Contributed by John Rice, CFA,CFP®One of the challenges to coming to the US is what to do about health insurance. If you are coming to the US as more than just a snowbird you will need to address health care in your plans.
The optimal long-term solution to health care in the US is to get onto the Medicare system. This is the coverage that most US persons over age 65 depend on for their health coverage. To obtain US Medicare you will need to be in the US on a permanent basis for five years and be age 65 or older. There are many nuances to the US Medicare system that are beyond the scope of this article, such as Medicare supplemental insurance. This article is instead about what to do for the time period up to US Medicare.
There is much changing in the US health care system as we approach 2014 because of Obamacare. Obamacare should have a favorable outcome for Canadians that are coming to the US and need a solution for their health care needs. One source for up-to-date information on Obamacare and the new health care exchanges that are being set up around the country is here:
The most common question we get is can I keep my Canadian provincial health care when coming to the US as a legal permanent resident. The answer to this question is no. If you are switching permanent residency to the US you will no longer qualify for your Canadian health coverage. However, you can go back to Canada and in some provinces you will be covered immediately and other provinces will have short-term waiting periods.
One option that may be available to you is to secure private insurance from one of the large insurance providers that operate in the US. If you are able to obtain private insurance through one of these providers this is often the best alternative. It can be expensive for Canadians that are not used to paying for health insurance but the tax savings you achieve with your residency switch will often be much greater than your increased cost of health insurance. Private health insurance in the US offers you access to the best medical care available in the world.
International health insurance policies are another option that can cover you for the time it takes to get onto the US Medicare system.

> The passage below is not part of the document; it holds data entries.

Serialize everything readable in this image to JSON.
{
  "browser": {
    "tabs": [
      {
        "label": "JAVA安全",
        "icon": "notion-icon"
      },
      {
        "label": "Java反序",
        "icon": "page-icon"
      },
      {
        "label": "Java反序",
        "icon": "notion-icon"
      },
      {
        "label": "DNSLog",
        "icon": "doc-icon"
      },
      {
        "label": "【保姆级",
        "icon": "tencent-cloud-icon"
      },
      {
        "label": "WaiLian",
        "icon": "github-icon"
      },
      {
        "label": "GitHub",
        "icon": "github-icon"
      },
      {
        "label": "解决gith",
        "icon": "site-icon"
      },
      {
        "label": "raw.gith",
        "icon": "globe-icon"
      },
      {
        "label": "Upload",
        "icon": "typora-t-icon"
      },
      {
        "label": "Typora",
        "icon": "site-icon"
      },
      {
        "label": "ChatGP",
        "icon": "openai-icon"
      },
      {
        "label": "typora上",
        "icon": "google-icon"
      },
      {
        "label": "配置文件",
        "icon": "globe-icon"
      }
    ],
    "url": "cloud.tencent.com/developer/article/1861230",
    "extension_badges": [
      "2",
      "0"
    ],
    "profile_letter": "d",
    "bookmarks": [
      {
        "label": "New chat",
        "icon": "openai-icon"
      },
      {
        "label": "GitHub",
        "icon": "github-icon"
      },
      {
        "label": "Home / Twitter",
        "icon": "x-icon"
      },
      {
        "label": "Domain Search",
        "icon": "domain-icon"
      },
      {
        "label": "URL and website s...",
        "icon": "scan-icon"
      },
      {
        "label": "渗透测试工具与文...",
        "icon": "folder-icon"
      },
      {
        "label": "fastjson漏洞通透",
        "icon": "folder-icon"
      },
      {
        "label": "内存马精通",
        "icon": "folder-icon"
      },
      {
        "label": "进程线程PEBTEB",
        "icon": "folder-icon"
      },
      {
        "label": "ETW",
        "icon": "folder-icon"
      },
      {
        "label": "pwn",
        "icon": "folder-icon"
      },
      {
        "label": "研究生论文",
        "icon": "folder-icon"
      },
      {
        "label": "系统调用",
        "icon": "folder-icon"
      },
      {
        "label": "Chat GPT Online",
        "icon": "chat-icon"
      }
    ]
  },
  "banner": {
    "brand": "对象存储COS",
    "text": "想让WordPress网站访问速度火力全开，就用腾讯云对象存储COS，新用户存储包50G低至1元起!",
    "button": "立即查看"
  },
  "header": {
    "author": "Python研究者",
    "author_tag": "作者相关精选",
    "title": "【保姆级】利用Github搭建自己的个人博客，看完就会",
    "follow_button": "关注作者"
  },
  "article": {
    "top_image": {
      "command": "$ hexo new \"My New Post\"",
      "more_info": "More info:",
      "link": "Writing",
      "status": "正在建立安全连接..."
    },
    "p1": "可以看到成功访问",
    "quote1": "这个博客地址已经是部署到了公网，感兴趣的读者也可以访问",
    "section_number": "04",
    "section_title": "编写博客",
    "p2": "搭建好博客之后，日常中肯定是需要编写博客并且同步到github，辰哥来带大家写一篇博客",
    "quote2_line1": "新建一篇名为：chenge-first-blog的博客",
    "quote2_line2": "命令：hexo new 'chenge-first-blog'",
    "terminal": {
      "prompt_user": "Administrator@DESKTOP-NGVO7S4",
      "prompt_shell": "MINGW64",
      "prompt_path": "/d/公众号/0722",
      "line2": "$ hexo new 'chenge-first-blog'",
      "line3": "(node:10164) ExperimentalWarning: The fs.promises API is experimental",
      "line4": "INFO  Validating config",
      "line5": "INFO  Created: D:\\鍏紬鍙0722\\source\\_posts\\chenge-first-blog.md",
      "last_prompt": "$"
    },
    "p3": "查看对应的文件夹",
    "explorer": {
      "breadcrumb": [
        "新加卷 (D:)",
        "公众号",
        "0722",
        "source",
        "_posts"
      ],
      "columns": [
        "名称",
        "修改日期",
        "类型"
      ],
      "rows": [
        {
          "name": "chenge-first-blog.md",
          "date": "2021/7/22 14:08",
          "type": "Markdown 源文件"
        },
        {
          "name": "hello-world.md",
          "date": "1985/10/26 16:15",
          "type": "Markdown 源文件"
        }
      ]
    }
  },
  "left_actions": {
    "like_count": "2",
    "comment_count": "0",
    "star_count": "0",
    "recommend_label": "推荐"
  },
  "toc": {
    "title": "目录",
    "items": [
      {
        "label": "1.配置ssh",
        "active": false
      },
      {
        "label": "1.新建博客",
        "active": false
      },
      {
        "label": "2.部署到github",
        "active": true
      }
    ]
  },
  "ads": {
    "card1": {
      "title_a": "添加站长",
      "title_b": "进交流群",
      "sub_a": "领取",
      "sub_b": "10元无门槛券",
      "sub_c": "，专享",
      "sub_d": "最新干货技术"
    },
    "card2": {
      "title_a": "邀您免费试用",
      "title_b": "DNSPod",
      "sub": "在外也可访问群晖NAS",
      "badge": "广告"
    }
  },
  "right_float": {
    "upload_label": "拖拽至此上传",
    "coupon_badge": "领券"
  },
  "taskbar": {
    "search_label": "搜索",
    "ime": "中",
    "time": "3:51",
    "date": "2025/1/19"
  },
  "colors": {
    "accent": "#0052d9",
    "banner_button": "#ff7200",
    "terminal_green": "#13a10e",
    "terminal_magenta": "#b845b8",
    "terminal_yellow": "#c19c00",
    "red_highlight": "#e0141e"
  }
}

These policies are often easy to obtain but generally have relatively low coverage limits and may have exclusions for pre-existing conditions.
A coverage limit is a maximum amount that will be covered under the insurance. Exclusion is an area that the policy will not cover. A policy with a coverage limit will pay for qualifying medical care above your deductible up to the coverage limit. For example, a policy with a $5,000 deductible and $100,000 coverage limit will cover your medical care between these two amounts. If you have an emergency and need to go into the hospital for a few days and have a $20,000 hospital bill, you would pay the first $5,000 and the remaining $15,000 would be covered by the insurance company. If you had a major medical procedure that cost $125,000 you would pay the first $5,000, the insurance would cover the next $100,000, and then you would pay the final $20,000. It is not ideal to have a health insurance policy with a low policy limit, but in some cases this may be one of few alternatives.
A worse case is when a policy is issued with exclusions. To obtain this kind of insurance you fill out a health assessment and this may be the extent of the underwriting to determine whether you get the coverage or not. If you have health issues some policies will be issued with exclusions for these pre-existing conditions. An example of this is if you had heart disease in the past the policy may be issued with exclusion of heart coverage. A policy with exclusions is not going to be useful to you. Why would you pay for health coverage that excludes the thing that is most likely to cause you additional health concerns in the future?
We expect to see a lot of changes to the US health care system over the next couple of years as Obamacare is implemented in all states. This should be favorable to Canadians seeking reasonably priced health coverage that covers pre-existing conditions.